■ YOUR ASSIGNMENT:
Please restate the following records word for word.

■ Data records for software interfaces:
---+---

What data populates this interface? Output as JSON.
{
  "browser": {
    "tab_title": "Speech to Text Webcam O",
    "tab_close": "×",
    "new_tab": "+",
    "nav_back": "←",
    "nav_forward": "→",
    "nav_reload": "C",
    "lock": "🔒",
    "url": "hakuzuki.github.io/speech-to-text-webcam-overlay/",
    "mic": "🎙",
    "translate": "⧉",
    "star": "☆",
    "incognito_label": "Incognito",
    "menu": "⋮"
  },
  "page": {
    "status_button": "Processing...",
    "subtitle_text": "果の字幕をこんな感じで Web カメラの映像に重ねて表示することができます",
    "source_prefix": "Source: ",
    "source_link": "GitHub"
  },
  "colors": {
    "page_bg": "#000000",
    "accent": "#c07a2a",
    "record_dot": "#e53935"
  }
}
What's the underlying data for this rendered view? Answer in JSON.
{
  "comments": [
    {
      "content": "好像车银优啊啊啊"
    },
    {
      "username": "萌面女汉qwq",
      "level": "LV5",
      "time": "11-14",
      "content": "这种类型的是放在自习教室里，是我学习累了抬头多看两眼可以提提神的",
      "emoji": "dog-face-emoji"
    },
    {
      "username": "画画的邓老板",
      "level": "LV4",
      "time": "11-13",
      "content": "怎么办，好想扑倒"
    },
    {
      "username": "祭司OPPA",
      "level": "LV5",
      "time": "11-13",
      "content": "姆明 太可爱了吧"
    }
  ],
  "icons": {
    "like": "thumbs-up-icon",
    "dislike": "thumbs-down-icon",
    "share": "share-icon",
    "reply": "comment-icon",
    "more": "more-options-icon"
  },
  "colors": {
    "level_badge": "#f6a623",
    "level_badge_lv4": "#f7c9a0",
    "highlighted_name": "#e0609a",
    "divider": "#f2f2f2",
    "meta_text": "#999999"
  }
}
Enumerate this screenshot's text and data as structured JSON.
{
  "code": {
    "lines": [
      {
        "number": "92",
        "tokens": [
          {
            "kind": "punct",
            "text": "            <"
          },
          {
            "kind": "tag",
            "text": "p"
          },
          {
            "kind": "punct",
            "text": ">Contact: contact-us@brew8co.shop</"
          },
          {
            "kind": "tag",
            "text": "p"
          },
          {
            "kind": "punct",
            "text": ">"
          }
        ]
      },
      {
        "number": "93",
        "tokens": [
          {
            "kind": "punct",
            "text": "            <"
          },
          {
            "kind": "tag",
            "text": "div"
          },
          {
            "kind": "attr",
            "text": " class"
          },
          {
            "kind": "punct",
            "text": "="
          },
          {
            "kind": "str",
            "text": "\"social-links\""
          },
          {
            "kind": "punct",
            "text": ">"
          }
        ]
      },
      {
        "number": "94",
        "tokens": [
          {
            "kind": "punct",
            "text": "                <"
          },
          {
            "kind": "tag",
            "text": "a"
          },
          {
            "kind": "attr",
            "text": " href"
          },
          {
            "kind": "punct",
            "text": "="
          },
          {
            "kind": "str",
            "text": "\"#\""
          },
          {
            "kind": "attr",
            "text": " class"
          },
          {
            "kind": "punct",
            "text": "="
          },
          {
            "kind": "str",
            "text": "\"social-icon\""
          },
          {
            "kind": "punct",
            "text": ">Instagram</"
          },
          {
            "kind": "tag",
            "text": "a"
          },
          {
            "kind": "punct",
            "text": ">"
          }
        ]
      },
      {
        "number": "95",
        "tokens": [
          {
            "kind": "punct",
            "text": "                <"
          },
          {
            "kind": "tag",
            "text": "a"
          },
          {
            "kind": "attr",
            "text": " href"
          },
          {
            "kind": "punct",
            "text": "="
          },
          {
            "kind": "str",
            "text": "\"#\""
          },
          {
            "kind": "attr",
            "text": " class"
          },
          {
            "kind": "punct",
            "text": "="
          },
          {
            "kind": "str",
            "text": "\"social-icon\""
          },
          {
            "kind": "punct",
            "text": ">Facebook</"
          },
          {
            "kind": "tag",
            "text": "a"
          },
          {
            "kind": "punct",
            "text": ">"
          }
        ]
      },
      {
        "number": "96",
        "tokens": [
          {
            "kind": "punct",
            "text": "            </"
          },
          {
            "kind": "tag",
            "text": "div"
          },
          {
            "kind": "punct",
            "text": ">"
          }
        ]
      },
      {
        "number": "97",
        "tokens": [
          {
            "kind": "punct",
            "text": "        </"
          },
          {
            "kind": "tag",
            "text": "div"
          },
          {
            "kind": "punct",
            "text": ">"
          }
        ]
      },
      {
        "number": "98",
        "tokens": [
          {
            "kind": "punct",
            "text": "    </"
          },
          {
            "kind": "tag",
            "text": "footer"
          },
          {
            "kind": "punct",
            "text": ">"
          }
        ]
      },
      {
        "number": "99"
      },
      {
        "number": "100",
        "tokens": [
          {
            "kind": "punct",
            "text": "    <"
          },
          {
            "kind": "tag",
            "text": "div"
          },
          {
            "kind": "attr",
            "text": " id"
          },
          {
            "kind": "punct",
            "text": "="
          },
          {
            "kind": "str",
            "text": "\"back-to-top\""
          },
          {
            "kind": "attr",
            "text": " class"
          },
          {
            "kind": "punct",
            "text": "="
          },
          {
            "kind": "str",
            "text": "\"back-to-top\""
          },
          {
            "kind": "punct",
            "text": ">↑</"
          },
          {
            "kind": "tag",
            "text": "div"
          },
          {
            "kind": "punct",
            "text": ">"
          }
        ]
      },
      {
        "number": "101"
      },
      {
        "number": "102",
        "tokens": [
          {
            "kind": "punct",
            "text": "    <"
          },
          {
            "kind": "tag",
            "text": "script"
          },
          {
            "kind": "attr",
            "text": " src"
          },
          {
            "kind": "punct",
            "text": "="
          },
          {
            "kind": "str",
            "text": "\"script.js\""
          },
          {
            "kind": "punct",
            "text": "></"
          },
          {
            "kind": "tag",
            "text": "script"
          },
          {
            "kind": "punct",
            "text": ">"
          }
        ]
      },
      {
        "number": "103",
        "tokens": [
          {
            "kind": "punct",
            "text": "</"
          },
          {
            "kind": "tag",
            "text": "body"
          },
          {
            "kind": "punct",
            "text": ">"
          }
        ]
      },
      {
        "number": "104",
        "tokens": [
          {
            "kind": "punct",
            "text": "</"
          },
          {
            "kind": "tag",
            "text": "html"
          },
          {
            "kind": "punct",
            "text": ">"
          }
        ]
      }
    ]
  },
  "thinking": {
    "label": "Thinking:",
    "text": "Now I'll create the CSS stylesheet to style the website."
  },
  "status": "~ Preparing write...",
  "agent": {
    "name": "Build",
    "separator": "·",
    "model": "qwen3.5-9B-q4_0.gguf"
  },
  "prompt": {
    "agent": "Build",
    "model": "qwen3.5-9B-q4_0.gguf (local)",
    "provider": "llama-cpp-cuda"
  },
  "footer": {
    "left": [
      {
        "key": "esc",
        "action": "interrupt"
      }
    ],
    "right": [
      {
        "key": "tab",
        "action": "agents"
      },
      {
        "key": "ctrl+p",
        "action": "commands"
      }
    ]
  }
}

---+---

■ RESULT OF THE TASK:
What data populates this interface? Output as JSON.
{
  "browser": {
    "tab_title": "Speech to Text Webcam O",
    "tab_close": "×",
    "new_tab": "+",
    "nav_back": "←",
    "nav_forward": "→",
    "nav_reload": "C",
    "lock": "🔒",
    "url": "hakuzuki.github.io/speech-to-text-webcam-overlay/",
    "mic": "🎙",
    "translate": "⧉",
    "star": "☆",
    "incognito_label": "Incognito",
    "menu": "⋮"
  },
  "page": {
    "status_button": "Processing...",
    "subtitle_text": "果の字幕をこんな感じで Web カメラの映像に重ねて表示することができます",
    "source_prefix": "Source: ",
    "source_link": "GitHub"
  },
  "colors": {
    "page_bg": "#000000",
    "accent": "#c07a2a",
    "record_dot": "#e53935"
  }
}
What's the underlying data for this rendered view? Answer in JSON.
{
  "comments": [
    {
      "content": "好像车银优啊啊啊"
    },
    {
      "username": "萌面女汉qwq",
      "level": "LV5",
      "time": "11-14",
      "content": "这种类型的是放在自习教室里，是我学习累了抬头多看两眼可以提提神的",
      "emoji": "dog-face-emoji"
    },
    {
      "username": "画画的邓老板",
      "level": "LV4",
      "time": "11-13",
      "content": "怎么办，好想扑倒"
    },
    {
      "username": "祭司OPPA",
      "level": "LV5",
      "time": "11-13",
      "content": "姆明 太可爱了吧"
    }
  ],
  "icons": {
    "like": "thumbs-up-icon",
    "dislike": "thumbs-down-icon",
    "share": "share-icon",
    "reply": "comment-icon",
    "more": "more-options-icon"
  },
  "colors": {
    "level_badge": "#f6a623",
    "level_badge_lv4": "#f7c9a0",
    "highlighted_name": "#e0609a",
    "divider": "#f2f2f2",
    "meta_text": "#999999"
  }
}
Enumerate this screenshot's text and data as structured JSON.
{
  "code": {
    "lines": [
      {
        "number": "92",
        "tokens": [
          {
            "kind": "punct",
            "text": "            <"
          },
          {
            "kind": "tag",
            "text": "p"
          },
          {
            "kind": "punct",
            "text": ">Contact: contact-us@brew8co.shop</"
          },
          {
            "kind": "tag",
            "text": "p"
          },
          {
            "kind": "punct",
            "text": ">"
          }
        ]
      },
      {
        "number": "93",
        "tokens": [
          {
            "kind": "punct",
            "text": "            <"
          },
          {
            "kind": "tag",
            "text": "div"
          },
          {
            "kind": "attr",
            "text": " class"
          },
          {
            "kind": "punct",
            "text": "="
          },
          {
            "kind": "str",
            "text": "\"social-links\""
          },
          {
            "kind": "punct",
            "text": ">"
          }
        ]
      },
      {
        "number": "94",
        "tokens": [
          {
            "kind": "punct",
            "text": "                <"
          },
          {
            "kind": "tag",
            "text": "a"
          },
          {
            "kind": "attr",
            "text": " href"
          },
          {
            "kind": "punct",
            "text": "="
          },
          {
            "kind": "str",
            "text": "\"#\""
          },
          {
            "kind": "attr",
            "text": " class"
          },
          {
            "kind": "punct",
            "text": "="
          },
          {
            "kind": "str",
            "text": "\"social-icon\""
          },
          {
            "kind": "punct",
            "text": ">Instagram</"
          },
          {
            "kind": "tag",
            "text": "a"
          },
          {
            "kind": "punct",
            "text": ">"
          }
        ]
      },
      {
        "number": "95",
        "tokens": [
          {
            "kind": "punct",
            "text": "                <"
          },
          {
            "kind": "tag",
            "text": "a"
          },
          {
            "kind": "attr",
            "text": " href"
          },
          {
            "kind": "punct",
            "text": "="
          },
          {
            "kind": "str",
            "text": "\"#\""
          },
          {
            "kind": "attr",
            "text": " class"
          },
          {
            "kind": "punct",
            "text": "="
          },
          {
            "kind": "str",
            "text": "\"social-icon\""
          },
          {
            "kind": "punct",
            "text": ">Facebook</"
          },
          {
            "kind": "tag",
            "text": "a"
          },
          {
            "kind": "punct",
            "text": ">"
          }
        ]
      },
      {
        "number": "96",
        "tokens": [
          {
            "kind": "punct",
            "text": "            </"
          },
          {
            "kind": "tag",
            "text": "div"
          },
          {
            "kind": "punct",
            "text": ">"
          }
        ]
      },
      {
        "number": "97",
        "tokens": [
          {
            "kind": "punct",
            "text": "        </"
          },
          {
            "kind": "tag",
            "text": "div"
          },
          {
            "kind": "punct",
            "text": ">"
          }
        ]
      },
      {
        "number": "98",
        "tokens": [
          {
            "kind": "punct",
            "text": "    </"
          },
          {
            "kind": "tag",
            "text": "footer"
          },
          {
            "kind": "punct",
            "text": ">"
          }
        ]
      },
      {
        "number": "99"
      },
      {
        "number": "100",
        "tokens": [
          {
            "kind": "punct",
            "text": "    <"
          },
          {
            "kind": "tag",
            "text": "div"
          },
          {
            "kind": "attr",
            "text": " id"
          },
          {
            "kind": "punct",
            "text": "="
          },
          {
            "kind": "str",
            "text": "\"back-to-top\""
          },
          {
            "kind": "attr",
            "text": " class"
          },
          {
            "kind": "punct",
            "text": "="
          },
          {
            "kind": "str",
            "text": "\"back-to-top\""
          },
          {
            "kind": "punct",
            "text": ">↑</"
          },
          {
            "kind": "tag",
            "text": "div"
          },
          {
            "kind": "punct",
            "text": ">"
          }
        ]
      },
      {
        "number": "101"
      },
      {
        "number": "102",
        "tokens": [
          {
            "kind": "punct",
            "text": "    <"
          },
          {
            "kind": "tag",
            "text": "script"
          },
          {
            "kind": "attr",
            "text": " src"
          },
          {
            "kind": "punct",
            "text": "="
          },
          {
            "kind": "str",
            "text": "\"script.js\""
          },
          {
            "kind": "punct",
            "text": "></"
          },
          {
            "kind": "tag",
            "text": "script"
          },
          {
            "kind": "punct",
            "text": ">"
          }
        ]
      },
      {
        "number": "103",
        "tokens": [
          {
            "kind": "punct",
            "text": "</"
          },
          {
            "kind": "tag",
            "text": "body"
          },
          {
            "kind": "punct",
            "text": ">"
          }
        ]
      },
      {
        "number": "104",
        "tokens": [
          {
            "kind": "punct",
            "text": "</"
          },
          {
            "kind": "tag",
            "text": "html"
          },
          {
            "kind": "punct",
            "text": ">"
          }
        ]
      }
    ]
  },
  "thinking": {
    "label": "Thinking:",
    "text": "Now I'll create the CSS stylesheet to style the website."
  },
  "status": "~ Preparing write...",
  "agent": {
    "name": "Build",
    "separator": "·",
    "model": "qwen3.5-9B-q4_0.gguf"
  },
  "prompt": {
    "agent": "Build",
    "model": "qwen3.5-9B-q4_0.gguf (local)",
    "provider": "llama-cpp-cuda"
  },
  "footer": {
    "left": [
      {
        "key": "esc",
        "action": "interrupt"
      }
    ],
    "right": [
      {
        "key": "tab",
        "action": "agents"
      },
      {
        "key": "ctrl+p",
        "action": "commands"
      }
    ]
  }
}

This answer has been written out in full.